Pictures stay out; please output the remaining data exactly.

▼▼▼

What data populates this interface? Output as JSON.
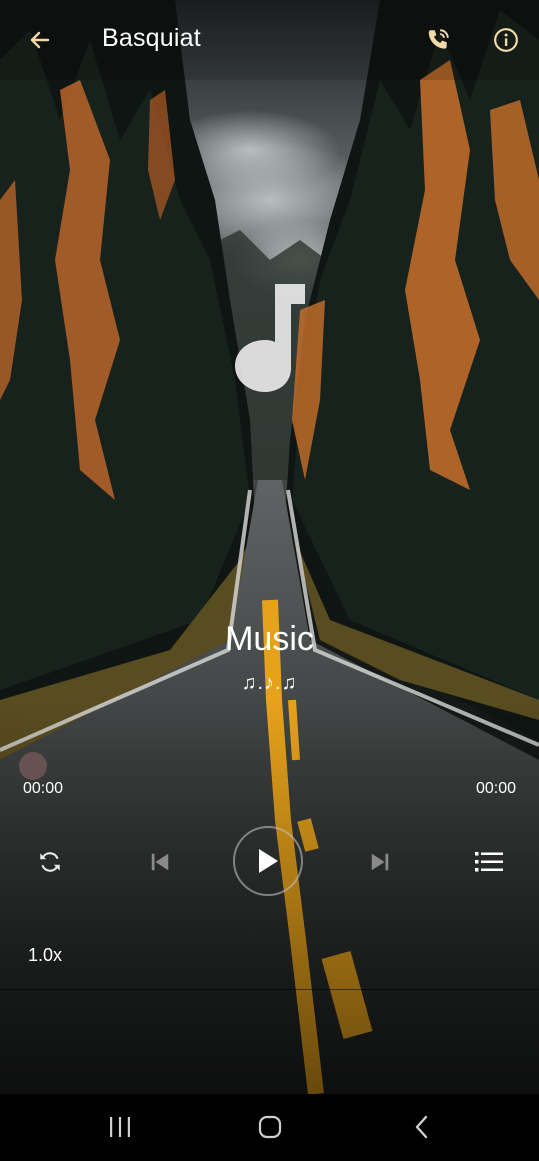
{
  "header": {
    "title": "Basquiat",
    "back_icon": "arrow-left-icon",
    "call_icon": "phone-call-icon",
    "info_icon": "info-icon"
  },
  "track": {
    "title": "Music",
    "subtitle": "♫.♪.♫",
    "art_icon": "music-note-icon"
  },
  "progress": {
    "elapsed": "00:00",
    "duration": "00:00",
    "position_fraction": 0
  },
  "controls": {
    "repeat_icon": "repeat-icon",
    "previous_icon": "skip-previous-icon",
    "play_icon": "play-icon",
    "next_icon": "skip-next-icon",
    "queue_icon": "queue-list-icon",
    "speed": "1.0x"
  },
  "system_nav": {
    "recents_icon": "recents-icon",
    "home_icon": "home-icon",
    "back_icon": "back-chevron-icon"
  },
  "colors": {
    "text": "#ffffff",
    "icon_accent": "#f3d9a8",
    "road_line": "#e7a21b",
    "foliage_orange": "#c9702c",
    "navbar": "#000000"
  }
}
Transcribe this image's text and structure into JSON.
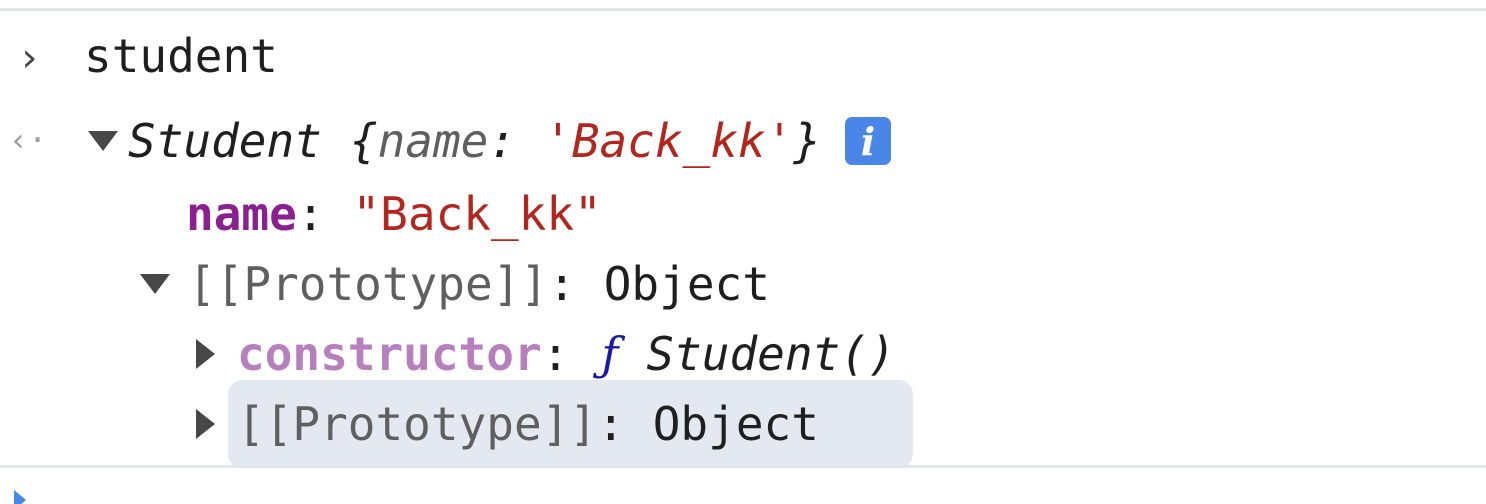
{
  "input_line": {
    "prompt_glyph": "›",
    "expression": "student"
  },
  "result_line": {
    "return_glyph": "‹·",
    "class_name": "Student",
    "open_brace": "{",
    "preview_key": "name",
    "colon": ":",
    "preview_value": "'Back_kk'",
    "close_brace": "}",
    "info_glyph": "i"
  },
  "tree": {
    "name_key": "name",
    "name_colon": ":",
    "name_value": "\"Back_kk\"",
    "proto_label": "[[Prototype]]",
    "proto_colon": ":",
    "proto_value": "Object",
    "constructor_key": "constructor",
    "constructor_colon": ":",
    "constructor_fn_mark": "ƒ",
    "constructor_value": "Student()",
    "inner_proto_label": "[[Prototype]]",
    "inner_proto_colon": ":",
    "inner_proto_value": "Object"
  },
  "colors": {
    "string": "#b3261e",
    "own_key": "#8a1f8f",
    "proto_key": "#b87fbf",
    "selection": "#e3e8f1",
    "info_badge": "#4a86e8"
  }
}
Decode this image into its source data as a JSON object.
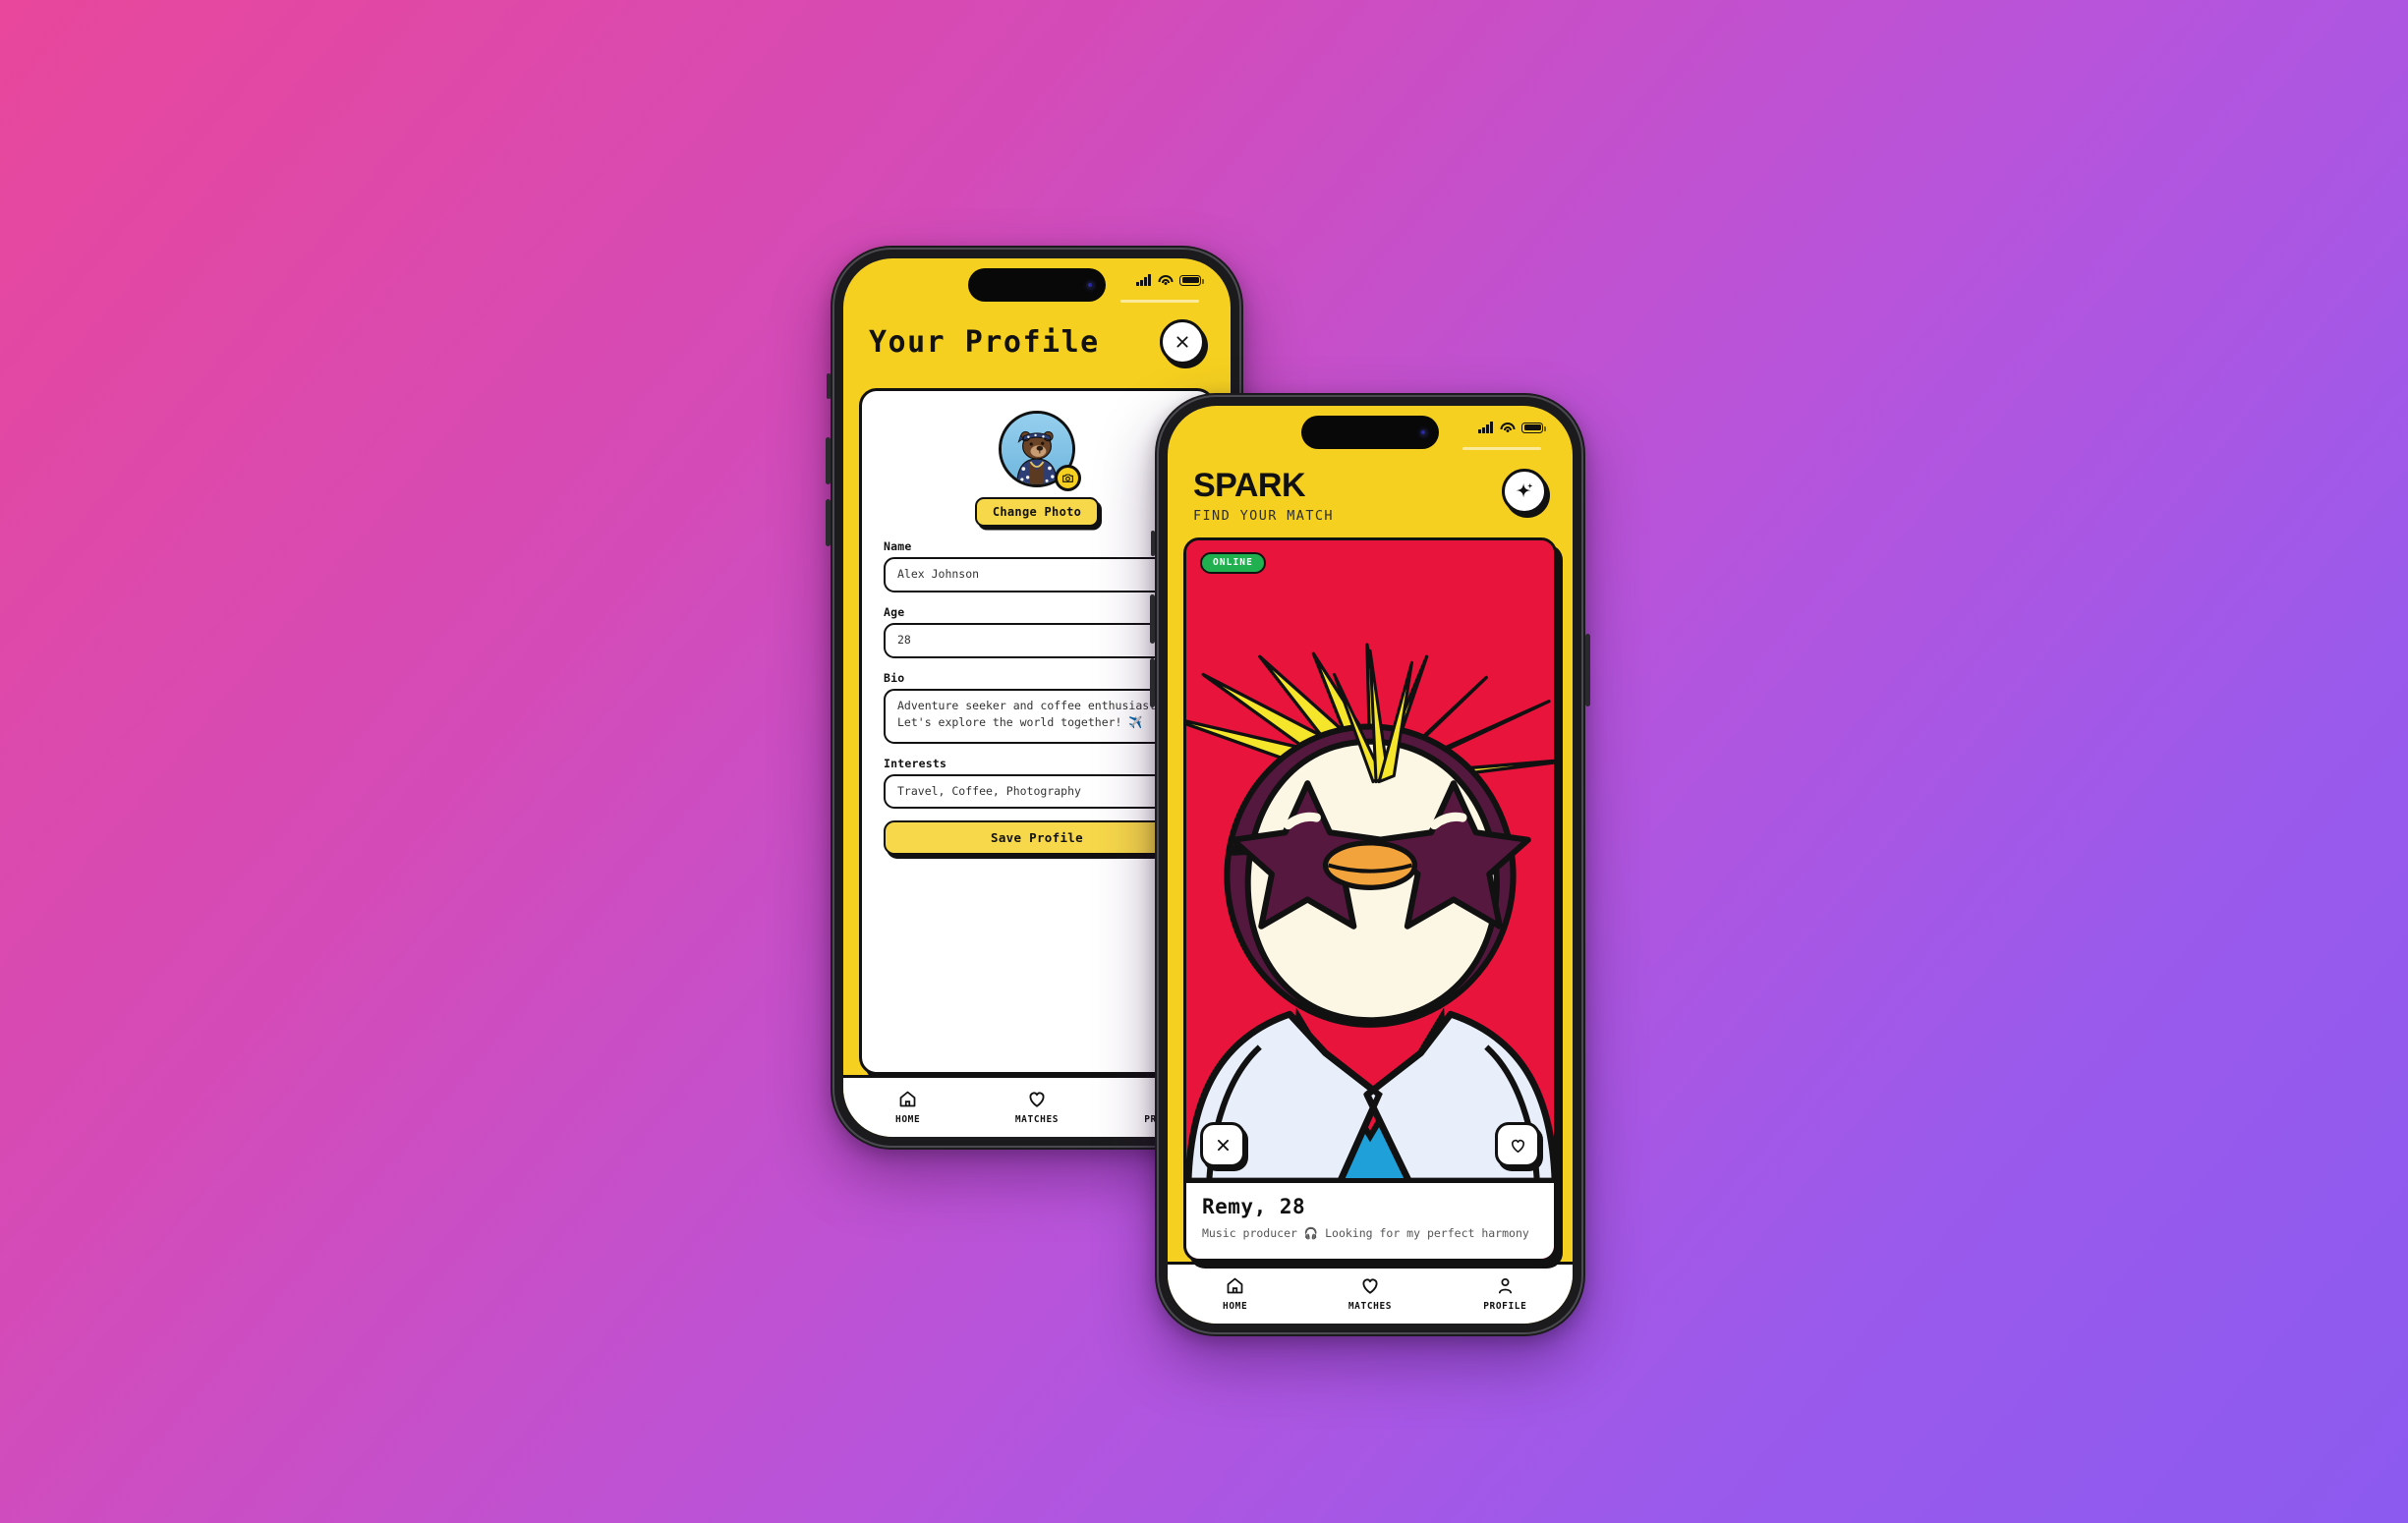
{
  "background": {
    "gradient_from": "#E8479B",
    "gradient_to": "#8C5AEF"
  },
  "theme": {
    "yellow": "#F5D020",
    "ink": "#111111",
    "card_red": "#E8143C",
    "online_green": "#20B04F",
    "button_yellow": "#F7D84A"
  },
  "back_phone": {
    "status_bar": {
      "signal_icon": "cellular-bars-icon",
      "wifi_icon": "wifi-icon",
      "battery_icon": "battery-icon"
    },
    "header": {
      "title": "Your Profile",
      "close_icon": "close-icon"
    },
    "profile": {
      "avatar_alt": "bear-avatar",
      "camera_icon": "camera-icon",
      "change_photo_label": "Change Photo",
      "fields": [
        {
          "label": "Name",
          "value": "Alex Johnson"
        },
        {
          "label": "Age",
          "value": "28"
        },
        {
          "label": "Bio",
          "value": "Adventure seeker and coffee enthusiast. Let's explore the world together! ✈️"
        },
        {
          "label": "Interests",
          "value": "Travel, Coffee, Photography"
        }
      ],
      "save_label": "Save Profile"
    },
    "tabbar": [
      {
        "icon": "home-icon",
        "label": "HOME"
      },
      {
        "icon": "heart-icon",
        "label": "MATCHES"
      },
      {
        "icon": "person-icon",
        "label": "PROFILE"
      }
    ]
  },
  "front_phone": {
    "status_bar": {
      "signal_icon": "cellular-bars-icon",
      "wifi_icon": "wifi-icon",
      "battery_icon": "battery-icon"
    },
    "header": {
      "title": "SPARK",
      "subtitle": "FIND YOUR MATCH",
      "sparkle_icon": "sparkle-icon"
    },
    "match_card": {
      "status_badge": "ONLINE",
      "photo_alt": "penguin-rockstar-photo",
      "pass_icon": "close-icon",
      "like_icon": "heart-icon",
      "name": "Remy, 28",
      "bio": "Music producer 🎧 Looking for my perfect harmony"
    },
    "tabbar": [
      {
        "icon": "home-icon",
        "label": "HOME"
      },
      {
        "icon": "heart-icon",
        "label": "MATCHES"
      },
      {
        "icon": "person-icon",
        "label": "PROFILE"
      }
    ]
  }
}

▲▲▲

## SOLUTION TO THIS TASK:
What data populates this interface? Output as JSON.
{
  "header": {
    "title": "Basquiat",
    "back_icon": "arrow-left-icon",
    "call_icon": "phone-call-icon",
    "info_icon": "info-icon"
  },
  "track": {
    "title": "Music",
    "subtitle": "♫.♪.♫",
    "art_icon": "music-note-icon"
  },
  "progress": {
    "elapsed": "00:00",
    "duration": "00:00",
    "position_fraction": 0
  },
  "controls": {
    "repeat_icon": "repeat-icon",
    "previous_icon": "skip-previous-icon",
    "play_icon": "play-icon",
    "next_icon": "skip-next-icon",
    "queue_icon": "queue-list-icon",
    "speed": "1.0x"
  },
  "system_nav": {
    "recents_icon": "recents-icon",
    "home_icon": "home-icon",
    "back_icon": "back-chevron-icon"
  },
  "colors": {
    "text": "#ffffff",
    "icon_accent": "#f3d9a8",
    "road_line": "#e7a21b",
    "foliage_orange": "#c9702c",
    "navbar": "#000000"
  }
}
Transcribe this image's text and structure into JSON.
{
  "input_line": {
    "prompt_glyph": "›",
    "expression": "student"
  },
  "result_line": {
    "return_glyph": "‹·",
    "class_name": "Student",
    "open_brace": "{",
    "preview_key": "name",
    "colon": ":",
    "preview_value": "'Back_kk'",
    "close_brace": "}",
    "info_glyph": "i"
  },
  "tree": {
    "name_key": "name",
    "name_colon": ":",
    "name_value": "\"Back_kk\"",
    "proto_label": "[[Prototype]]",
    "proto_colon": ":",
    "proto_value": "Object",
    "constructor_key": "constructor",
    "constructor_colon": ":",
    "constructor_fn_mark": "ƒ",
    "constructor_value": "Student()",
    "inner_proto_label": "[[Prototype]]",
    "inner_proto_colon": ":",
    "inner_proto_value": "Object"
  },
  "colors": {
    "string": "#b3261e",
    "own_key": "#8a1f8f",
    "proto_key": "#b87fbf",
    "selection": "#e3e8f1",
    "info_badge": "#4a86e8"
  }
}
Decode this image into its source data as a JSON object.
{
  "background": {
    "gradient_from": "#E8479B",
    "gradient_to": "#8C5AEF"
  },
  "theme": {
    "yellow": "#F5D020",
    "ink": "#111111",
    "card_red": "#E8143C",
    "online_green": "#20B04F",
    "button_yellow": "#F7D84A"
  },
  "back_phone": {
    "status_bar": {
      "signal_icon": "cellular-bars-icon",
      "wifi_icon": "wifi-icon",
      "battery_icon": "battery-icon"
    },
    "header": {
      "title": "Your Profile",
      "close_icon": "close-icon"
    },
    "profile": {
      "avatar_alt": "bear-avatar",
      "camera_icon": "camera-icon",
      "change_photo_label": "Change Photo",
      "fields": [
        {
          "label": "Name",
          "value": "Alex Johnson"
        },
        {
          "label": "Age",
          "value": "28"
        },
        {
          "label": "Bio",
          "value": "Adventure seeker and coffee enthusiast. Let's explore the world together! ✈️"
        },
        {
          "label": "Interests",
          "value": "Travel, Coffee, Photography"
        }
      ],
      "save_label": "Save Profile"
    },
    "tabbar": [
      {
        "icon": "home-icon",
        "label": "HOME"
      },
      {
        "icon": "heart-icon",
        "label": "MATCHES"
      },
      {
        "icon": "person-icon",
        "label": "PROFILE"
      }
    ]
  },
  "front_phone": {
    "status_bar": {
      "signal_icon": "cellular-bars-icon",
      "wifi_icon": "wifi-icon",
      "battery_icon": "battery-icon"
    },
    "header": {
      "title": "SPARK",
      "subtitle": "FIND YOUR MATCH",
      "sparkle_icon": "sparkle-icon"
    },
    "match_card": {
      "status_badge": "ONLINE",
      "photo_alt": "penguin-rockstar-photo",
      "pass_icon": "close-icon",
      "like_icon": "heart-icon",
      "name": "Remy, 28",
      "bio": "Music producer 🎧 Looking for my perfect harmony"
    },
    "tabbar": [
      {
        "icon": "home-icon",
        "label": "HOME"
      },
      {
        "icon": "heart-icon",
        "label": "MATCHES"
      },
      {
        "icon": "person-icon",
        "label": "PROFILE"
      }
    ]
  }
}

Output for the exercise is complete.